One step forward. Two steps back. The Tufts scholarship that put Nora Stuart on the path to becoming a Boston medical specialist was a step forward. Being hit by a car and then overhearing her boyfriend hit on another doctor when she thought she was dying? Two major steps back.
Injured in more ways than one, Nora feels her carefully built life cracking at the edges. There's only one place to land: home. But the tiny Maine community she left fifteen years ago doesn't necessarily want her. At every turn, someone holds the prodigal daughter of Scupper Island responsible for small-town drama and big-time disappointments.
With a tough islander mother who's always been distant and a wild-child sister in jail, unable to raise her daughter--a withdrawn teen as eager to ditch the island as Nora once was--Nora has her work cut out for her if she's going to take what might be her last chance to mend the family.
But as some relationships crumble around her, others unexpectedly strengthen.
Balancing loss and opportunity, a dark event from her past with hope for the future, Nora will discover that tackling old pain makes room for promise...and the chance to begin again.
I'm a huge, HUGE Kristan Higgins fan, and I think she does that middle ground between women's fiction and romance like no other. Now That You Mention It was another wonderful, nuanced, lovely book in that style, and a great offering for long-time Higgins devotees and newcomers alike.
I connected with Now That You Mention It immediately. First of all, it gives MAJOR props to my alma mater, Tufts University (what, what!) and takes place in a little island off the coast of Maine, where I spent all of my childhood summers. Also, the MC in the book is a doctor, and although I'm a dentist and not a physician, the hospital setting and the medical terminology made me feel right at home.
The book was exactly what I'd expect from this author: we get unique, complex family dynamics, which change and grow over time; and we also get a slow-burning, low-key romance that is important to the story but not the main focus.
Like all Higgins MCs, the main character here was easy to relate to. I adored her and her complexity, even though I thought she was too forgiving and lenient with her family.

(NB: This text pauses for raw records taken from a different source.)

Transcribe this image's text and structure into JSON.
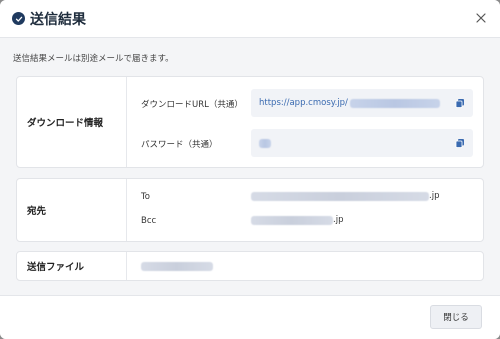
{
  "dialog": {
    "title": "送信結果",
    "description": "送信結果メールは別途メールで届きます。",
    "close_icon": "close-icon",
    "status_icon": "check-circle-icon"
  },
  "download": {
    "section_label": "ダウンロード情報",
    "url_label": "ダウンロードURL（共通）",
    "url_value": "https://app.cmosy.jp/",
    "password_label": "パスワード（共通）",
    "copy_icon": "copy-icon"
  },
  "recipients": {
    "section_label": "宛先",
    "to_label": "To",
    "to_suffix": ".jp",
    "bcc_label": "Bcc",
    "bcc_suffix": ".jp"
  },
  "files": {
    "section_label": "送信ファイル"
  },
  "footer": {
    "close_label": "閉じる"
  },
  "colors": {
    "accent": "#1f3a5f",
    "link": "#3a6ab0"
  }
}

My only issue with the story was that it was a little more depressing than I was expecting. Especially in the first half, I had to push myself to keep reading at times because people kept treating our MC like crap, and I wanted her to extricate herself from her messed up situation. There was more pain more quickly than I was expecting, and that took me awhile to work through. However, once things starting coming alone, I found myself completely enthralled.

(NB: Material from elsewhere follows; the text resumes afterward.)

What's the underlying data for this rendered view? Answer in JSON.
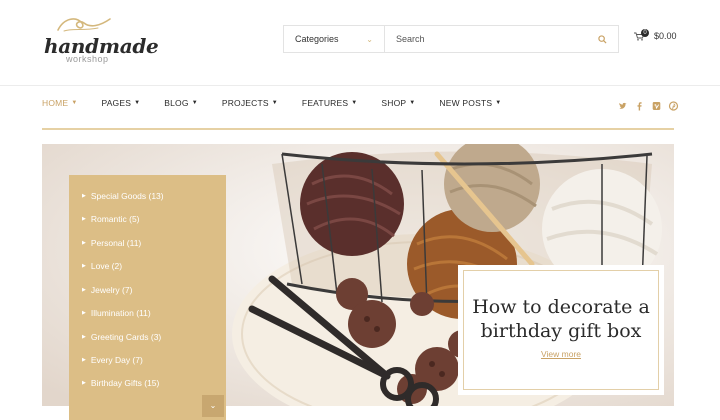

If you love Higgins' style, don't hesitate to pick this book up. It isn't all sunshine and roses, but it is a very satisfying story that shows the complexity of family dynamics and how you can, sometimes, go home again.
*Copy provided in exchange for an honest review*